# WORK REQUEST:
Find all the lines in the entries below that hold the word "this" and copy them.

[Web page and app entries]

○ ○ ○ ○ ○

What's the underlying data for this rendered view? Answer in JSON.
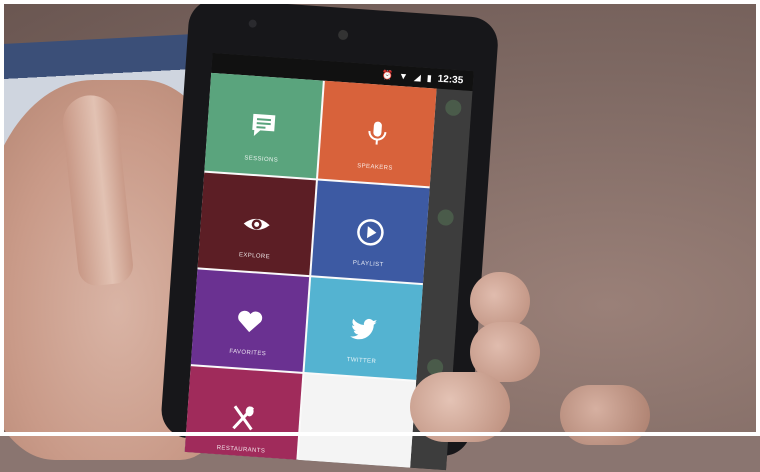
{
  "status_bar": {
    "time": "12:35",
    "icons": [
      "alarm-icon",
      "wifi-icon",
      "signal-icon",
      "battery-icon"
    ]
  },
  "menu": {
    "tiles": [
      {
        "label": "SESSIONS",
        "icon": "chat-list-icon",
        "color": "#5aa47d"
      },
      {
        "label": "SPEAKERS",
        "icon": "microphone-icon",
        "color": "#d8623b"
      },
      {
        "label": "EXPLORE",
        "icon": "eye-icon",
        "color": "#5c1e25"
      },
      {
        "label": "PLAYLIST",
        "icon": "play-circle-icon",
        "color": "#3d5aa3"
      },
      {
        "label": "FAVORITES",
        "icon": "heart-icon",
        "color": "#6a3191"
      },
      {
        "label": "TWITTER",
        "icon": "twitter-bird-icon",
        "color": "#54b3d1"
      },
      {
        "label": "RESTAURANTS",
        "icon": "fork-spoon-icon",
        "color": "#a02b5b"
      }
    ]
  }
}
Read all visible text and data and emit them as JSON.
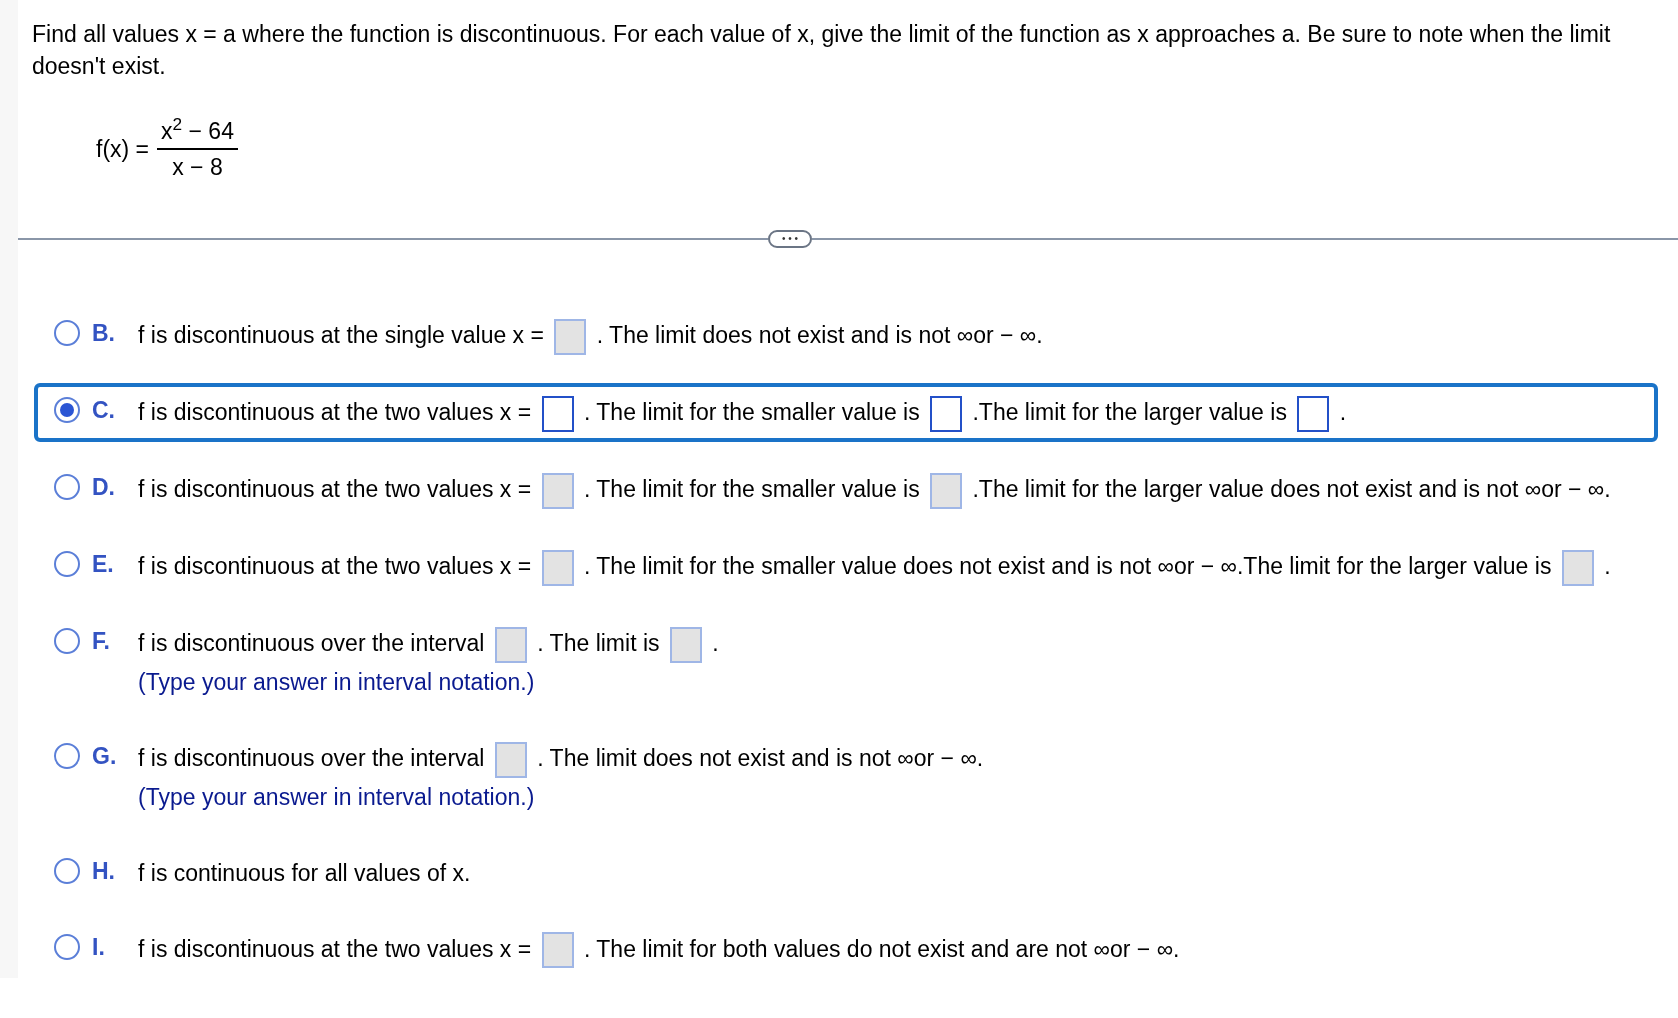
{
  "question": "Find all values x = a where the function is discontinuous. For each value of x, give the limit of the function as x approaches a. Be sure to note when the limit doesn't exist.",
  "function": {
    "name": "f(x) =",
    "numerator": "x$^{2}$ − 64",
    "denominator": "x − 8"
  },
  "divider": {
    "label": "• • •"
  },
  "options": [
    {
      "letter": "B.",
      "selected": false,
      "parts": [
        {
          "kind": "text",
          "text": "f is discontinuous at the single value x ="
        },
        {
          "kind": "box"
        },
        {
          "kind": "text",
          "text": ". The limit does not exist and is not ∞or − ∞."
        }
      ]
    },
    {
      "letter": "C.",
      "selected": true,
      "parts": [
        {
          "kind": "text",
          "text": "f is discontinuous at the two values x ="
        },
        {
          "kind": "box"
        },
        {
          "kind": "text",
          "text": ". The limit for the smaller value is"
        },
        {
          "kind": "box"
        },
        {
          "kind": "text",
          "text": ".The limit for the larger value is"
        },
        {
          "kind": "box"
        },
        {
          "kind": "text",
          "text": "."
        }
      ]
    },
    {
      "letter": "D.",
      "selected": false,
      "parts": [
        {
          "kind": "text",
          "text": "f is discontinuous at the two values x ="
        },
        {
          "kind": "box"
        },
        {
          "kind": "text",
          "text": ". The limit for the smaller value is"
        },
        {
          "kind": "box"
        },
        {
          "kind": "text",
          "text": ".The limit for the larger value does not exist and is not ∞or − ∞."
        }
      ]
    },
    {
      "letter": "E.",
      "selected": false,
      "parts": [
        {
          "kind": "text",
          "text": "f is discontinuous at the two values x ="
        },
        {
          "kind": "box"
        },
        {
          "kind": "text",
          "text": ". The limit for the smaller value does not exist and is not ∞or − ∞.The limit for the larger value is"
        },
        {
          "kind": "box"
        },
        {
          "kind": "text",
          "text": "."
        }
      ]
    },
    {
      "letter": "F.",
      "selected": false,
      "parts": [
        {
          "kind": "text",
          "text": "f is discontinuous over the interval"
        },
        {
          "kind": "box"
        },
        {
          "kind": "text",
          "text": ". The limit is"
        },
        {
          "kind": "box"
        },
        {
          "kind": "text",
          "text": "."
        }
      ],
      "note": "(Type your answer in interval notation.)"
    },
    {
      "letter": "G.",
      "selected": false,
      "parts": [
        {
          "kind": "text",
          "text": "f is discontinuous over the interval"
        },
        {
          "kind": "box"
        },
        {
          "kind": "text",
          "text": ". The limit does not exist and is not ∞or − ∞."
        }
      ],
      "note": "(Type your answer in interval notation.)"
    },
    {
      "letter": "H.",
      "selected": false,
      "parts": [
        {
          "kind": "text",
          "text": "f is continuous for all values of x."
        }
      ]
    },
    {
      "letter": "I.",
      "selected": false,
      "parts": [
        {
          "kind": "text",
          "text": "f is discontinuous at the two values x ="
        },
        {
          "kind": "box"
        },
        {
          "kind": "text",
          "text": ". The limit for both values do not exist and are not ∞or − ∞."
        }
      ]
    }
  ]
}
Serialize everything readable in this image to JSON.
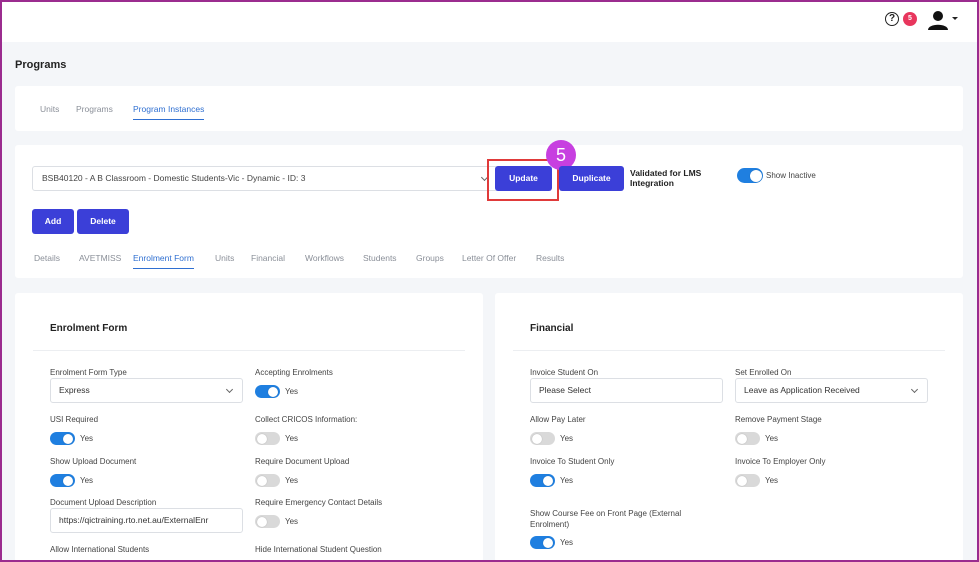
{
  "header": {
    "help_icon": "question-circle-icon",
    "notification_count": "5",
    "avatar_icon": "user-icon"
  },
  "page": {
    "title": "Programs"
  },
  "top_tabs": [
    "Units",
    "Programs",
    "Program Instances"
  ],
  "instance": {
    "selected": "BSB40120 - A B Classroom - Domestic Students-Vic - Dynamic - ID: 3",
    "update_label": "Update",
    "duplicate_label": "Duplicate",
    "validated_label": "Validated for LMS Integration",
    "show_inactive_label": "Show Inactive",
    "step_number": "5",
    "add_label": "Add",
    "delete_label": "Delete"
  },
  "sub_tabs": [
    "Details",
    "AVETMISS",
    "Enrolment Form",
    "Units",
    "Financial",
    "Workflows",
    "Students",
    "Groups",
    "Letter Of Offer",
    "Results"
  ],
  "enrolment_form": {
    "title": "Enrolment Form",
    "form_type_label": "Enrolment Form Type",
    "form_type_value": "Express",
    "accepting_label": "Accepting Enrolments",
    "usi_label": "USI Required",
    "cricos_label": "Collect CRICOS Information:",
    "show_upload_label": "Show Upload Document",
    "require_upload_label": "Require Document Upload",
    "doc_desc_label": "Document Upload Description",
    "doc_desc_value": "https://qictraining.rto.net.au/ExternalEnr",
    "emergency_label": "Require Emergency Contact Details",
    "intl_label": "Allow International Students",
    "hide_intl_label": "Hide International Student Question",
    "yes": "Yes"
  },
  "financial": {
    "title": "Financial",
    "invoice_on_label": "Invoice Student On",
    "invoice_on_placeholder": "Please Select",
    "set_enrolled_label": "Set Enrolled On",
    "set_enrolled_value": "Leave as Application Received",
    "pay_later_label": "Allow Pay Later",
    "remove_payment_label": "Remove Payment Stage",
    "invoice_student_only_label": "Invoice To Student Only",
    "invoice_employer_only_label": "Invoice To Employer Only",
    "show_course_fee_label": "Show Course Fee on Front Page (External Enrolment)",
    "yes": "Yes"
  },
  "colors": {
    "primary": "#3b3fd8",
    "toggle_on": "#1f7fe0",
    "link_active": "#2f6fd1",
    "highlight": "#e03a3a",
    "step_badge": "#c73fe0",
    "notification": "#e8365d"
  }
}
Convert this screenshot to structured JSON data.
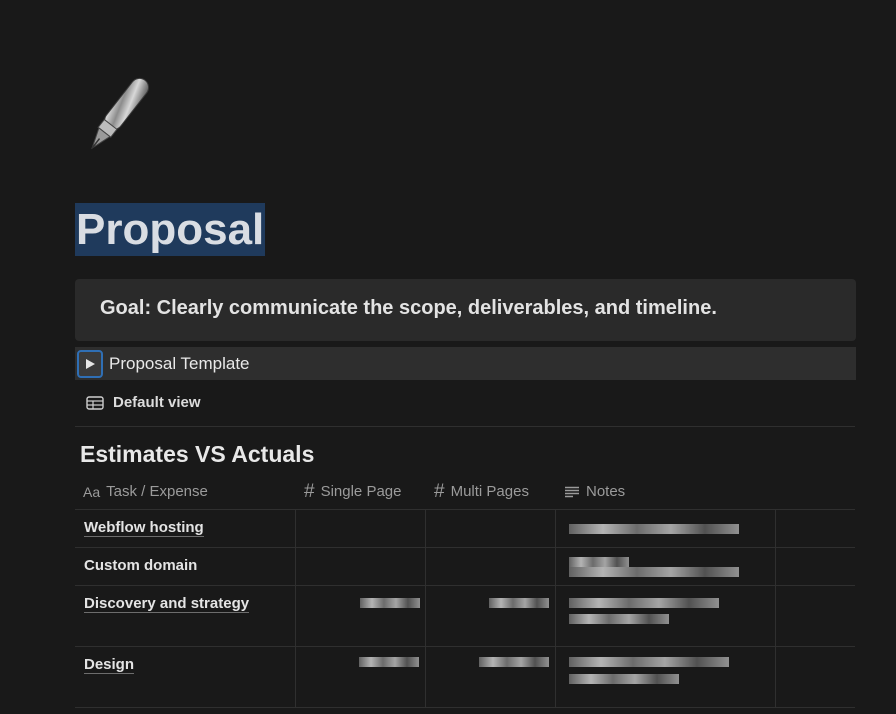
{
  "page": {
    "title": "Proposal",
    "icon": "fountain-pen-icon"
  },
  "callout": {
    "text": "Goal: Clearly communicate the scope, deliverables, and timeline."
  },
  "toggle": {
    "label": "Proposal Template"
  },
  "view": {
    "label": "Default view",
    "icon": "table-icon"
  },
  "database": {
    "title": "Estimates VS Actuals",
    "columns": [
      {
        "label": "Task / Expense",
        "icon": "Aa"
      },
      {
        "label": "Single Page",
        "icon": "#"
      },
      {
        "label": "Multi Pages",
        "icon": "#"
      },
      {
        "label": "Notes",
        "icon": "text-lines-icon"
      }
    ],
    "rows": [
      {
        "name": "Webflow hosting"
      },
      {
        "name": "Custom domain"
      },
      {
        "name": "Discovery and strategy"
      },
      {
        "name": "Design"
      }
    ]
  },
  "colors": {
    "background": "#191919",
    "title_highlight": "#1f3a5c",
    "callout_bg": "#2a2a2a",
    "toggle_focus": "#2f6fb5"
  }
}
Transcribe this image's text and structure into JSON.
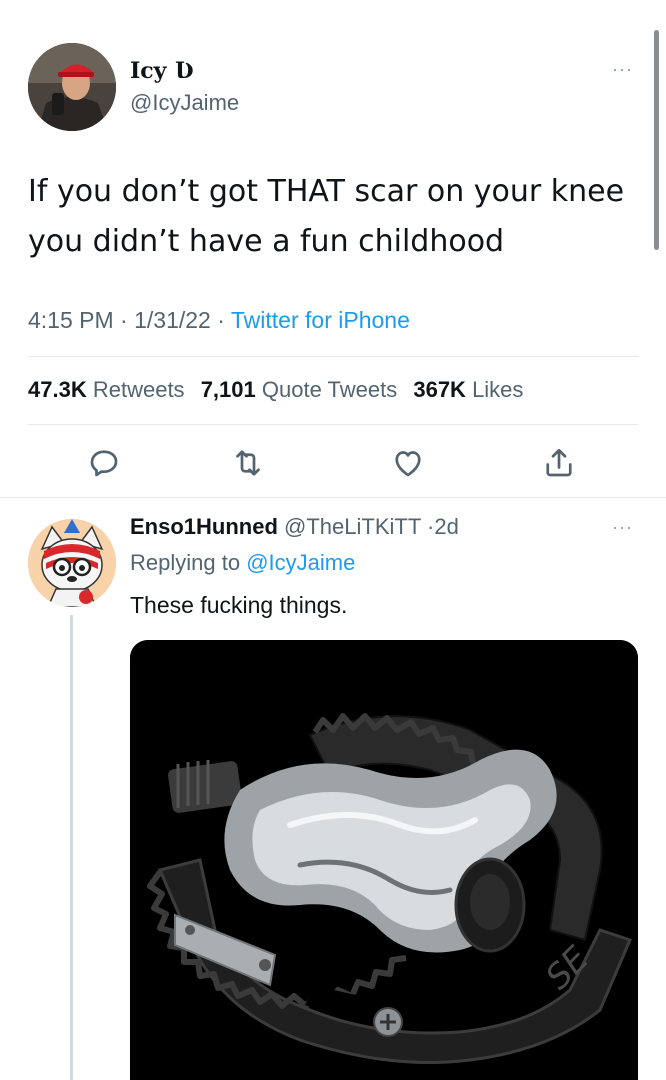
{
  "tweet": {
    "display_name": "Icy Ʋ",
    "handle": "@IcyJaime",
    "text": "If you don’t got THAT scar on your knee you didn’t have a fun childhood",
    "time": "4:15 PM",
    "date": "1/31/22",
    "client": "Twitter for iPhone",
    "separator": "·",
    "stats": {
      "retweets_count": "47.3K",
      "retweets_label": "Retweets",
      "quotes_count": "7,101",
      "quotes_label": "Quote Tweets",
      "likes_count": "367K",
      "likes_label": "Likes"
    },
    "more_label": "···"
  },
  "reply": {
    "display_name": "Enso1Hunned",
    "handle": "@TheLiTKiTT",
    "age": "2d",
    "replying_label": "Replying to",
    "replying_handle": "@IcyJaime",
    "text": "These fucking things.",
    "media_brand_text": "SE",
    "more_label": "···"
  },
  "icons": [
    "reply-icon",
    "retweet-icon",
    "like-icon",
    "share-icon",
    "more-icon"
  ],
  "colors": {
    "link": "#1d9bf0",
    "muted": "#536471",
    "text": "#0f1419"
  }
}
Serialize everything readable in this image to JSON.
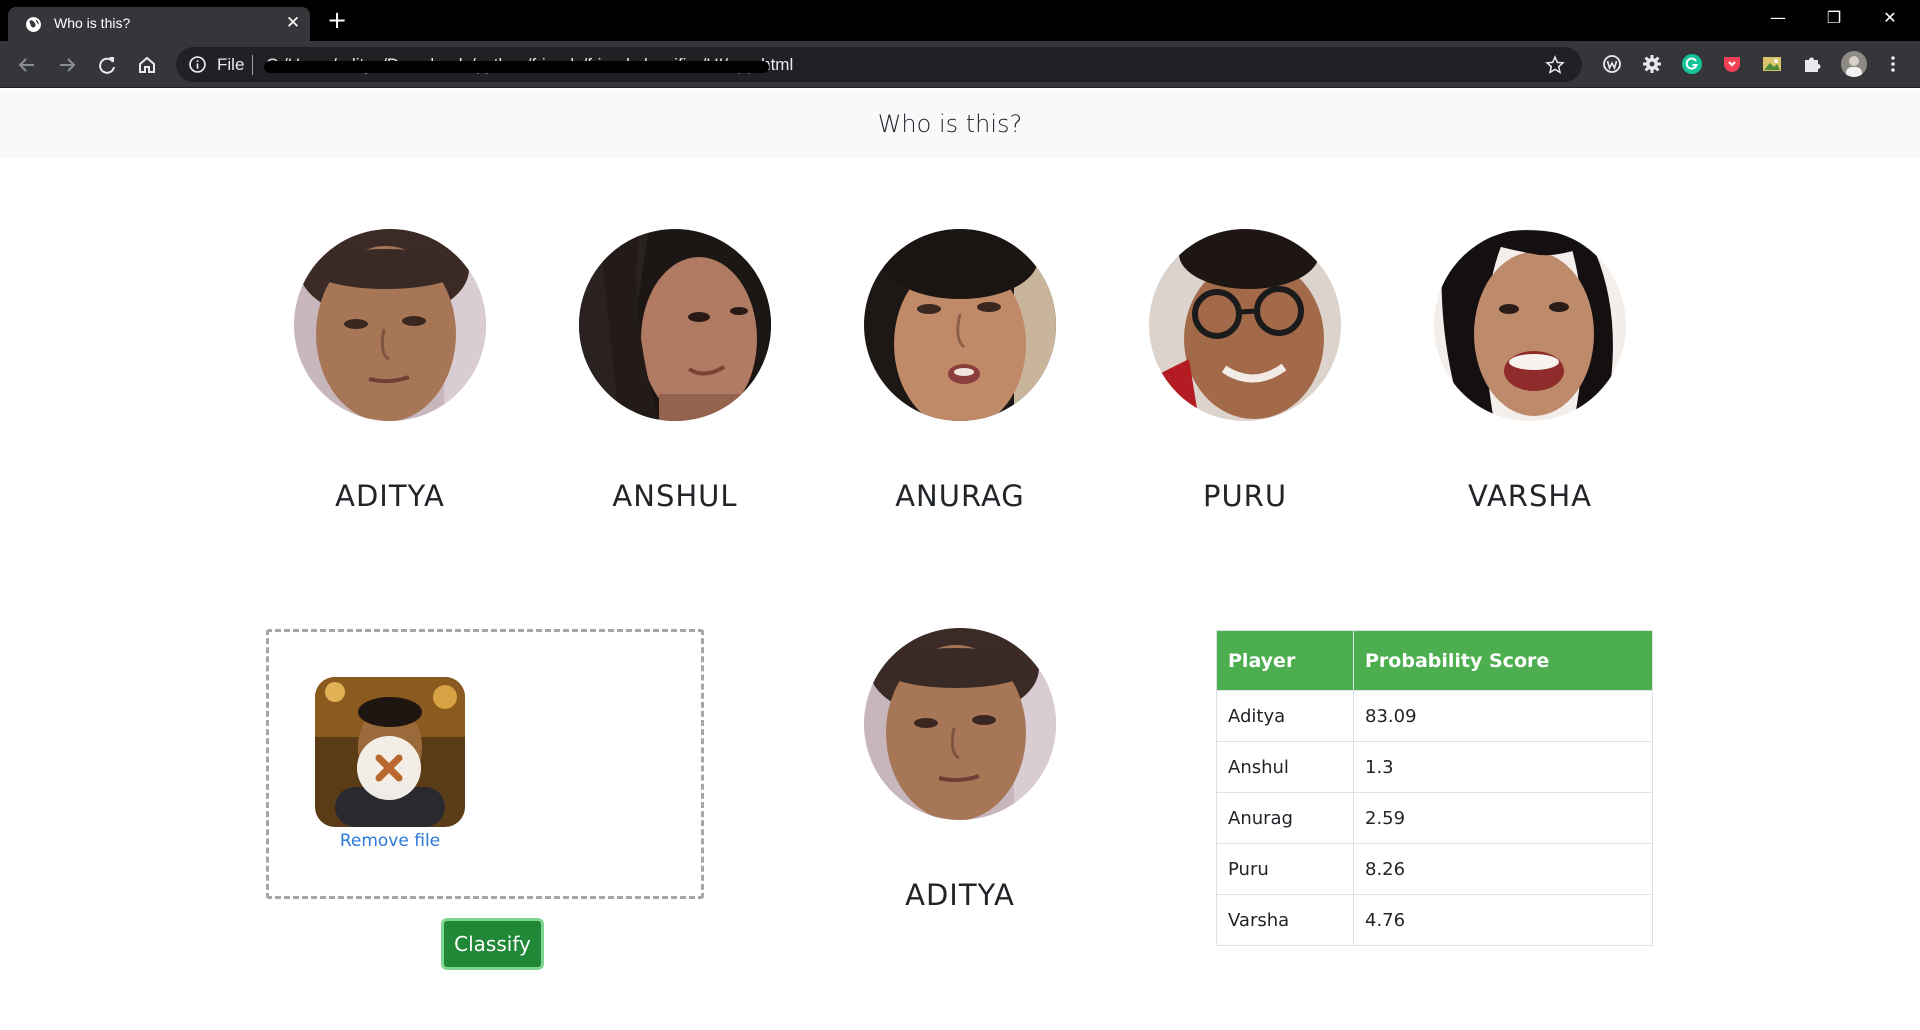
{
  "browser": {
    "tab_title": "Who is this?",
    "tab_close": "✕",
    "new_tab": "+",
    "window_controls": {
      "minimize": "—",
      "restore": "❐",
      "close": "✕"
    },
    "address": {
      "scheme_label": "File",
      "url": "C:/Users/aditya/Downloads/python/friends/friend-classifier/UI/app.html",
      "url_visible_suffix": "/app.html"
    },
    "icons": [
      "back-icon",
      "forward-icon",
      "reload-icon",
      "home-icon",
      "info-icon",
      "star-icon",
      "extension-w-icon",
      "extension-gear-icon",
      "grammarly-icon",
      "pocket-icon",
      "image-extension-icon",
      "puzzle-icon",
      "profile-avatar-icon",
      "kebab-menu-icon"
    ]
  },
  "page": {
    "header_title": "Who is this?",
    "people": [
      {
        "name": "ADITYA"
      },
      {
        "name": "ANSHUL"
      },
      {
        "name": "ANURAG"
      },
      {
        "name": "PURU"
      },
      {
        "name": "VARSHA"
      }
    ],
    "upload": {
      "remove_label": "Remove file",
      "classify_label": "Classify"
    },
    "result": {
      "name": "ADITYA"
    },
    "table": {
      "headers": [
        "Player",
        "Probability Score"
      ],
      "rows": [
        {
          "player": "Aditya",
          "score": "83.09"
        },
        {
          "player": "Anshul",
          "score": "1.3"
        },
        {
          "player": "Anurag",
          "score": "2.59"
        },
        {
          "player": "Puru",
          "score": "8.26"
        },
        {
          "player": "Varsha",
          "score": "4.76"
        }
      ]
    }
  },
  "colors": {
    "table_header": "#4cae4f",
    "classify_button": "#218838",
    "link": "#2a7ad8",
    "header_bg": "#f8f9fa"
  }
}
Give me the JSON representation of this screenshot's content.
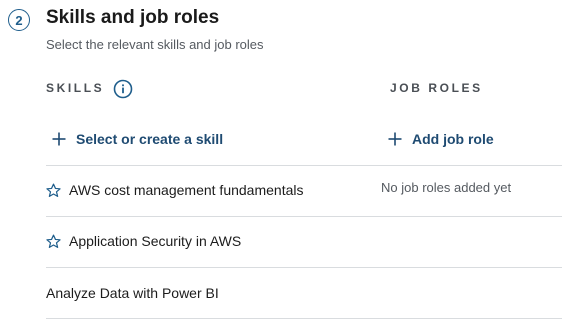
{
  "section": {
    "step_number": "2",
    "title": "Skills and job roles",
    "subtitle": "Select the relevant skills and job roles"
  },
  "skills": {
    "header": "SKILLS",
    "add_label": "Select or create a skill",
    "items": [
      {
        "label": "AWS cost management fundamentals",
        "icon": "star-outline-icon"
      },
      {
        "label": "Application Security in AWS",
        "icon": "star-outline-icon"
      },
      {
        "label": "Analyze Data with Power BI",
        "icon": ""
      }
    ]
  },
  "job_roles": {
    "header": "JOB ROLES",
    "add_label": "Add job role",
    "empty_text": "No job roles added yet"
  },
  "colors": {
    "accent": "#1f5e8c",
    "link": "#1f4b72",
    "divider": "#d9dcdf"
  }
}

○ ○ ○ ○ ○

# WRITTEN SOLUTION:
What's the underlying data for this rendered view? Answer in JSON.
Serialize everything readable in this image to JSON.
Convert this screenshot to structured JSON data.
Transcribe this image's text and structure into JSON.
Serialize everything readable in this image to JSON.
    "tab_title": "Who is this?",
    "header_title": "Who is this?",
Give me the JSON representation of this screenshot's content.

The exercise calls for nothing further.